With Massinger and Field:
With Middleton and Rowley:
With Massinger, Jonson, and Chapman:
The Nice Valour may be a play by Fletcher revised by Thomas Middleton; The Fair Maid of the Inn is perhaps a play by Massinger, John Ford and John Webster, either with or without Fletcher's involvement. The Laws of Candy has been variously attributed to Fletcher and to John Ford. The Night-Walker was a Fletcher original, with additions by Shirley for a 1639 production. Some of the attributions given above are disputed by scholars, as noted in connexion with Four Plays in One. Rollo Duke of Normandy, an especially difficult case and source of much disagreement among scholars, may have been written around 1617 and later revised by Massinger.
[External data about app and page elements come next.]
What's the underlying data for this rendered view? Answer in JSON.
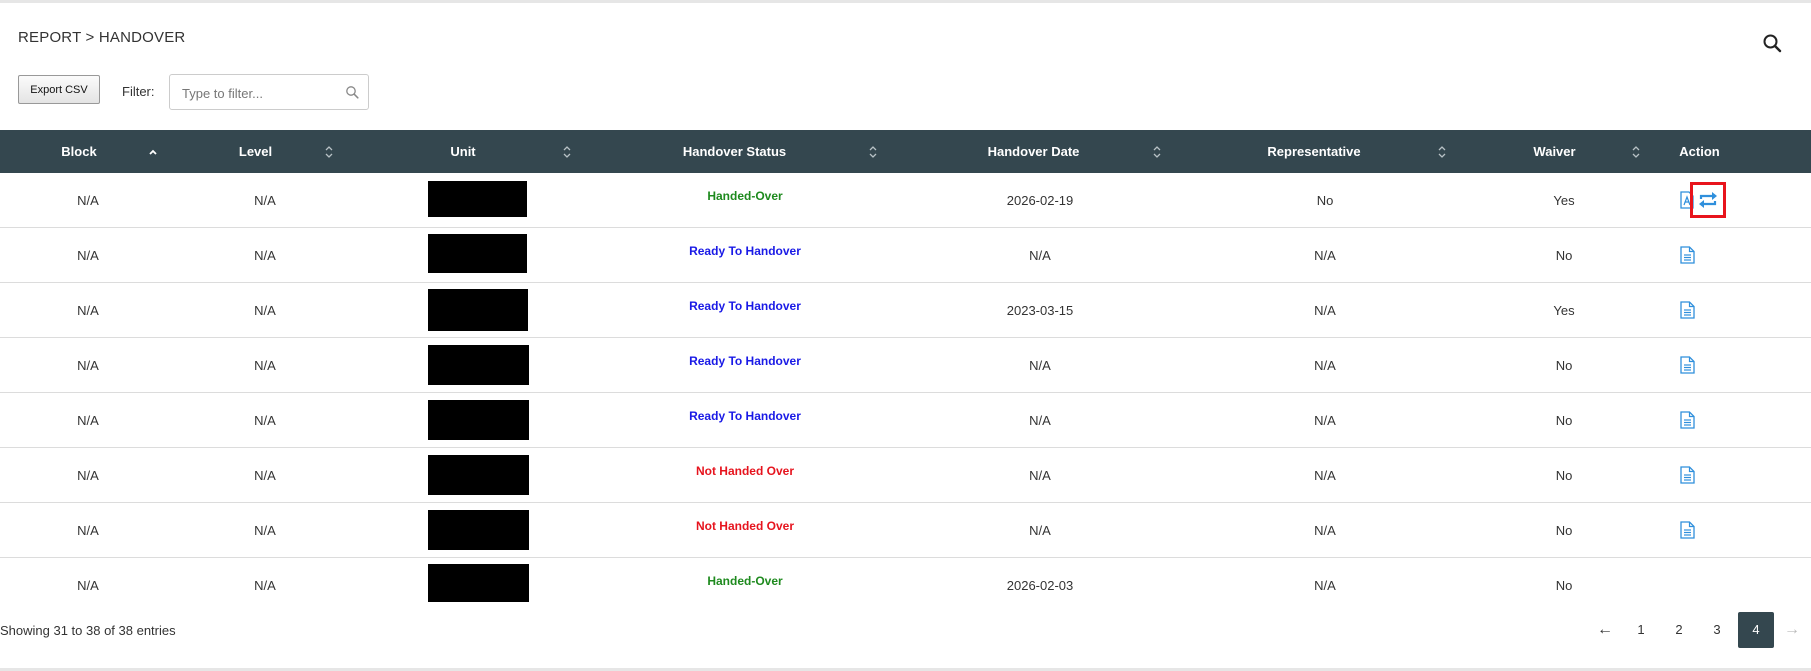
{
  "breadcrumb": "REPORT > HANDOVER",
  "toolbar": {
    "export_label": "Export CSV",
    "filter_label": "Filter:",
    "filter_placeholder": "Type to filter...",
    "filter_value": ""
  },
  "columns": [
    {
      "label": "Block",
      "sort": "asc"
    },
    {
      "label": "Level",
      "sort": "none"
    },
    {
      "label": "Unit",
      "sort": "none"
    },
    {
      "label": "Handover Status",
      "sort": "none"
    },
    {
      "label": "Handover Date",
      "sort": "none"
    },
    {
      "label": "Representative",
      "sort": "none"
    },
    {
      "label": "Waiver",
      "sort": "none"
    },
    {
      "label": "Action",
      "sort": null
    }
  ],
  "rows": [
    {
      "block": "N/A",
      "level": "N/A",
      "unit": "",
      "status": "Handed-Over",
      "status_color": "#1e8a1e",
      "date": "2026-02-19",
      "rep": "No",
      "waiver": "Yes",
      "actions": [
        "pdf-icon",
        "transfer-icon"
      ]
    },
    {
      "block": "N/A",
      "level": "N/A",
      "unit": "",
      "status": "Ready To Handover",
      "status_color": "#1a1ae6",
      "date": "N/A",
      "rep": "N/A",
      "waiver": "No",
      "actions": [
        "document-icon"
      ]
    },
    {
      "block": "N/A",
      "level": "N/A",
      "unit": "",
      "status": "Ready To Handover",
      "status_color": "#1a1ae6",
      "date": "2023-03-15",
      "rep": "N/A",
      "waiver": "Yes",
      "actions": [
        "document-icon"
      ]
    },
    {
      "block": "N/A",
      "level": "N/A",
      "unit": "",
      "status": "Ready To Handover",
      "status_color": "#1a1ae6",
      "date": "N/A",
      "rep": "N/A",
      "waiver": "No",
      "actions": [
        "document-icon"
      ]
    },
    {
      "block": "N/A",
      "level": "N/A",
      "unit": "",
      "status": "Ready To Handover",
      "status_color": "#1a1ae6",
      "date": "N/A",
      "rep": "N/A",
      "waiver": "No",
      "actions": [
        "document-icon"
      ]
    },
    {
      "block": "N/A",
      "level": "N/A",
      "unit": "",
      "status": "Not Handed Over",
      "status_color": "#e6141e",
      "date": "N/A",
      "rep": "N/A",
      "waiver": "No",
      "actions": [
        "document-icon"
      ]
    },
    {
      "block": "N/A",
      "level": "N/A",
      "unit": "",
      "status": "Not Handed Over",
      "status_color": "#e6141e",
      "date": "N/A",
      "rep": "N/A",
      "waiver": "No",
      "actions": [
        "document-icon"
      ]
    },
    {
      "block": "N/A",
      "level": "N/A",
      "unit": "",
      "status": "Handed-Over",
      "status_color": "#1e8a1e",
      "date": "2026-02-03",
      "rep": "N/A",
      "waiver": "No",
      "actions": []
    }
  ],
  "footer": {
    "info": "Showing 31 to 38 of 38 entries",
    "pages": [
      "1",
      "2",
      "3",
      "4"
    ],
    "current_page": "4",
    "prev_label": "←",
    "next_label": "→"
  },
  "colors": {
    "header_bg": "#34474f",
    "icon_blue": "#2f8fdc",
    "highlight": "#e8141c"
  }
}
The first Beaumont and Fletcher folio of 1647 collected 35 plays, most not published before. The second folio of 1679 added 18 more, for a total of 53. The first folio included The Masque of the Inner Temple and Gray's Inn (1613) and the second The Knight of the Burning Pestle (1607) are widely considered to be solo works, although the latter was in early editions attributed to both writers. Sir John Van Olden Barnavelt, existed in manuscript and was not published till 1883. In 1640 James Shirley's The Coronation was misattributed to Fletcher upon its initial publication and was included in the second Beaumont and Fletcher folio of 1679.